When I started this blog almost a year ago, I wrote that one of the major myths of foreclosure defense is that a borrower can get a free home if they fight their foreclosure. What was true then remains true today: foreclosure defense is not about getting a free home.
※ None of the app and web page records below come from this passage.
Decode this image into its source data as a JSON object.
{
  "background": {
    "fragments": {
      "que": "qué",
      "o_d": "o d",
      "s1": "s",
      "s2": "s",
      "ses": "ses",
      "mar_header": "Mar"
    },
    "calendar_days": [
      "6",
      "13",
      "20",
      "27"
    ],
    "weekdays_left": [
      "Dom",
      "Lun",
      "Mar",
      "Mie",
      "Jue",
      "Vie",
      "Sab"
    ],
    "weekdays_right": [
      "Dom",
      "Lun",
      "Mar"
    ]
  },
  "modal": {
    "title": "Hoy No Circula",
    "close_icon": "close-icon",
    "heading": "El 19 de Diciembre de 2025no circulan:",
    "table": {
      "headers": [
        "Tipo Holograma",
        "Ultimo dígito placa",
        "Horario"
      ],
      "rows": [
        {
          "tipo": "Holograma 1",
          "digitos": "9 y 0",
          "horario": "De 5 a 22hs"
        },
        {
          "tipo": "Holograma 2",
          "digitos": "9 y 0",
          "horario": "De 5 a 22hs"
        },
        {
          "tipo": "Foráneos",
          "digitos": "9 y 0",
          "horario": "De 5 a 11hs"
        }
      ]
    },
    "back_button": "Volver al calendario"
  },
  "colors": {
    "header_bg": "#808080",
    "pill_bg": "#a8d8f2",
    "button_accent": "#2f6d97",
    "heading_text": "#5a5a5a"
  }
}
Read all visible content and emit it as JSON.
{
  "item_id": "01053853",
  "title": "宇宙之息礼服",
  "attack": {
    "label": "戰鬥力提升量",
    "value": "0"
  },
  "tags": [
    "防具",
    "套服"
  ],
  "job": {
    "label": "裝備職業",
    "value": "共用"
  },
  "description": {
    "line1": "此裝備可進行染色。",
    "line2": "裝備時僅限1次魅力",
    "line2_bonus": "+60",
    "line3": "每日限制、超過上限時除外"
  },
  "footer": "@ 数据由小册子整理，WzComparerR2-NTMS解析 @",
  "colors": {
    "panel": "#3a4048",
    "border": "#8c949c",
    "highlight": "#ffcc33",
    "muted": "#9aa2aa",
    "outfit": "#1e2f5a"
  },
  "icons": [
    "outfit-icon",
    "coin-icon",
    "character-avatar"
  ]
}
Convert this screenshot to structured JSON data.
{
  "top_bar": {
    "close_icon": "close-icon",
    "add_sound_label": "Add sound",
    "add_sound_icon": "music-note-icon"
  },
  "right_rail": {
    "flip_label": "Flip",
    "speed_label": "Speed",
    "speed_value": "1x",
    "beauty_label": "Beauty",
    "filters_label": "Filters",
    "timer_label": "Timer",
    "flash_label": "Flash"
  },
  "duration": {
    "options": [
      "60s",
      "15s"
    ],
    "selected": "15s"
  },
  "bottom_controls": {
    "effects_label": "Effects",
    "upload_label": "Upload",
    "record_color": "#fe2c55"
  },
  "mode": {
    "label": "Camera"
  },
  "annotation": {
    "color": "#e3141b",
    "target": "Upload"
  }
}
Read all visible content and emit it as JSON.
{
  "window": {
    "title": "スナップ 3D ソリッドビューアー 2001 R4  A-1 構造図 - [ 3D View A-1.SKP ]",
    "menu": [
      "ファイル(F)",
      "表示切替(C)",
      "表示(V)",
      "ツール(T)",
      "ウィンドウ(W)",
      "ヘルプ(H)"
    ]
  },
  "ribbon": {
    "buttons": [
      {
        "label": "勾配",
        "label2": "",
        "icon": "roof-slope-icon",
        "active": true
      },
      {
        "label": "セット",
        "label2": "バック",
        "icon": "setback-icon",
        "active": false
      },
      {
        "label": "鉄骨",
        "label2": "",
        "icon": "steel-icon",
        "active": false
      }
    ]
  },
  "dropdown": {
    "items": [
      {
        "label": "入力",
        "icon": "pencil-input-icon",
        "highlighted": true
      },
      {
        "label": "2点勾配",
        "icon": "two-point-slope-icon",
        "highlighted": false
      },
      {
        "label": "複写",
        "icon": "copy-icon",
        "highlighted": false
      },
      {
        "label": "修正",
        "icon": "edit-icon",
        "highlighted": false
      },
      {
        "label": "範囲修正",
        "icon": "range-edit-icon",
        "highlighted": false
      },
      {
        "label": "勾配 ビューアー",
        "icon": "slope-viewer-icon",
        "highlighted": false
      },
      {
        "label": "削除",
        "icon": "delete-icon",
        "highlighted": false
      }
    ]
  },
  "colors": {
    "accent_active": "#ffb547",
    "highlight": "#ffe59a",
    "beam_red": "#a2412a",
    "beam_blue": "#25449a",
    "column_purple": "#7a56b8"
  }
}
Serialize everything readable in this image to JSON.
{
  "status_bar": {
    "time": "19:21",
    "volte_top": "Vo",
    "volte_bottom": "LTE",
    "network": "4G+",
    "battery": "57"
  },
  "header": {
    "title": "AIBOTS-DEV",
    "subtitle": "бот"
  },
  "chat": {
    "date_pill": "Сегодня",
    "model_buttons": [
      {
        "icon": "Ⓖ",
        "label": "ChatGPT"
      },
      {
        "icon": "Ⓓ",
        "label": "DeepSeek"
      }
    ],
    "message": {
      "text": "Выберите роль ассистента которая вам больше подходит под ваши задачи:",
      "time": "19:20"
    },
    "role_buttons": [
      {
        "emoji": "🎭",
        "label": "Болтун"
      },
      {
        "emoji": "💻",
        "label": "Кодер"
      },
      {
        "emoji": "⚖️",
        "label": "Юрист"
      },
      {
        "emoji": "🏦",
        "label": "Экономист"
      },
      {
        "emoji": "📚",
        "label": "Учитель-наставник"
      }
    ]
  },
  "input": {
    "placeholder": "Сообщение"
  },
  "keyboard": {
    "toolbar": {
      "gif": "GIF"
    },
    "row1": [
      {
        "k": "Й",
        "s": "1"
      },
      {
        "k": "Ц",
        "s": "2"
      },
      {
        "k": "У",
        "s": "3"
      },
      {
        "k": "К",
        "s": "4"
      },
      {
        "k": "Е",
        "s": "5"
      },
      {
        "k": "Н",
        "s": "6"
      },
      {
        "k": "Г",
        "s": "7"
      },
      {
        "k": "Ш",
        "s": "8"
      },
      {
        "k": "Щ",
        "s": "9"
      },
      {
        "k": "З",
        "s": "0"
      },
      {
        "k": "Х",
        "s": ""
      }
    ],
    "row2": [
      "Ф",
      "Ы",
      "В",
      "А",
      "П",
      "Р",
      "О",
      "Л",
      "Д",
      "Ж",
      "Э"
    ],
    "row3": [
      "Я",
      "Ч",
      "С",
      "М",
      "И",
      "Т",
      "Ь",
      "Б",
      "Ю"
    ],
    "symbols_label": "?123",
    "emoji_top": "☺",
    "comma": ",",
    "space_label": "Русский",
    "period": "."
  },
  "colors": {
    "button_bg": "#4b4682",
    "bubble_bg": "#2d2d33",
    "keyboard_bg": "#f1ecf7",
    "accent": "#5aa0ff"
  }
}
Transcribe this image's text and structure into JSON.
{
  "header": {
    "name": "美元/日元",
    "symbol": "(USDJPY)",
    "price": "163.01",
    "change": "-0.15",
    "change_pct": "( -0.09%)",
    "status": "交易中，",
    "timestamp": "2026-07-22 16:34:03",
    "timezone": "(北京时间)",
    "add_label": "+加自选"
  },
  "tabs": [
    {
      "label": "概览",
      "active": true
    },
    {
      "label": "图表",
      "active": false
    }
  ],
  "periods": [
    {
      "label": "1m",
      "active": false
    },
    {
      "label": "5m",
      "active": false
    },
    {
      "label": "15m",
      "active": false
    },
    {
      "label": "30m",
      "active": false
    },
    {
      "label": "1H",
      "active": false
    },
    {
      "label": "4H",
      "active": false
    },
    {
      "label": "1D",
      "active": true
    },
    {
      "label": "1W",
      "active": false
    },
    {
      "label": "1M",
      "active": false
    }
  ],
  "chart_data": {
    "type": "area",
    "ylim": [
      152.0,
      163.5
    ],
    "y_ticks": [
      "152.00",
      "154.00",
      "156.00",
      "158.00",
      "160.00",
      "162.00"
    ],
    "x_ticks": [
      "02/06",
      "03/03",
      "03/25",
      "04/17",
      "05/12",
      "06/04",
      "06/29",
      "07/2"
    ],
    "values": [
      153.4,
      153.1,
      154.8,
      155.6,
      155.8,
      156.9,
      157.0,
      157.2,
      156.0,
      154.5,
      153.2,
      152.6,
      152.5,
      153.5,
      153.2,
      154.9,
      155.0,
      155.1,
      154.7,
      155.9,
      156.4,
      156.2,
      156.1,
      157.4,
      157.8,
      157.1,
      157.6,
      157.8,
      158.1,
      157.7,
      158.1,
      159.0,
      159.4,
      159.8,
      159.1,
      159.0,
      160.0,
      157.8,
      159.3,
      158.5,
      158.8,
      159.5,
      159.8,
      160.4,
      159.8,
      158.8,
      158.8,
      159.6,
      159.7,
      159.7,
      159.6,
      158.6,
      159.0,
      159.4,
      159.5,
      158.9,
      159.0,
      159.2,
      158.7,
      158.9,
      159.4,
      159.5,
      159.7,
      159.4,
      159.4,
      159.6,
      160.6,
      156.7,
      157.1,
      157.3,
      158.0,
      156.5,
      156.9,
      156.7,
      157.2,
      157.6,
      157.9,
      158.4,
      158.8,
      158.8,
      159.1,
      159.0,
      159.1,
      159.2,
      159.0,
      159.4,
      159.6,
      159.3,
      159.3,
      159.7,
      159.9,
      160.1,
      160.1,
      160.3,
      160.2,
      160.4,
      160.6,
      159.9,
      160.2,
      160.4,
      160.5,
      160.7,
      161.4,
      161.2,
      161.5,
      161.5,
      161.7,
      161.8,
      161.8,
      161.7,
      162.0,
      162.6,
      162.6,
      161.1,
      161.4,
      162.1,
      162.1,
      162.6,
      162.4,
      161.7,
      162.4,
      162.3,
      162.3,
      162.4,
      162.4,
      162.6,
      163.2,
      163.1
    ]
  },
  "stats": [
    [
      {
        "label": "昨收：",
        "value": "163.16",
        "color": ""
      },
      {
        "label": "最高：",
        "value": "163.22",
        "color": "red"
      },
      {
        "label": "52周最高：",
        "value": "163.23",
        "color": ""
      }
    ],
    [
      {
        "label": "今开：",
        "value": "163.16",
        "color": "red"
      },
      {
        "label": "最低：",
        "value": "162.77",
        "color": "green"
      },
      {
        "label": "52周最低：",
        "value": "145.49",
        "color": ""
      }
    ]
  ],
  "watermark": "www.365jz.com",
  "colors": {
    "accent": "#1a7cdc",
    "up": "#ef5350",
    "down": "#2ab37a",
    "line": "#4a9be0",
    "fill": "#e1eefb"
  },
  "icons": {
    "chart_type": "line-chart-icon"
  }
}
Obtaining a free home in a foreclosure defense case is a completely unrealistic goal. While lenders and servicers have made a mess out of the foreclosure process–and continue to do so–these mistakes can, and certaintly will, be corrected at some point in time. Faulty notices can be corrected, loan modifications can be re-reviewed properly, and missing promissory notes can still be enforced. A lender is doing a foreclosure because a great deal of money is at stake: anywhere from $100,000-$500,000 (and sometimes even more). If a lender has made a mistake in the foreclosure process, it will be corrected: there is too much money involved to do otherwise. In short, without dealing with the unpaid debt that caused the foreclosure, the ax will eventually fall for the homeowner.
A much more realistic goal for foreclosure defense is affordability: obtaining a mortgage loan that a homeowner can pay. A well-crafted foreclosure defense can convince a lender that a reasonable loan modification is a better option than spending years in litigation. But, make no mistake: even the best lawsuit is never going to convince a lender to give up their mortgage on a home.
As a foreclosure defense attorney, I practice what I preach: I do not accept clients with unrealistic goals in foreclosure defense, nor do I advocate legal arguments that would amount to a court giving my client their home for free. Attorneys and pro se litigants who do make these arguments cause much more harm than good; not only do they hurt their own cases, they make this area of law harder for everyone else.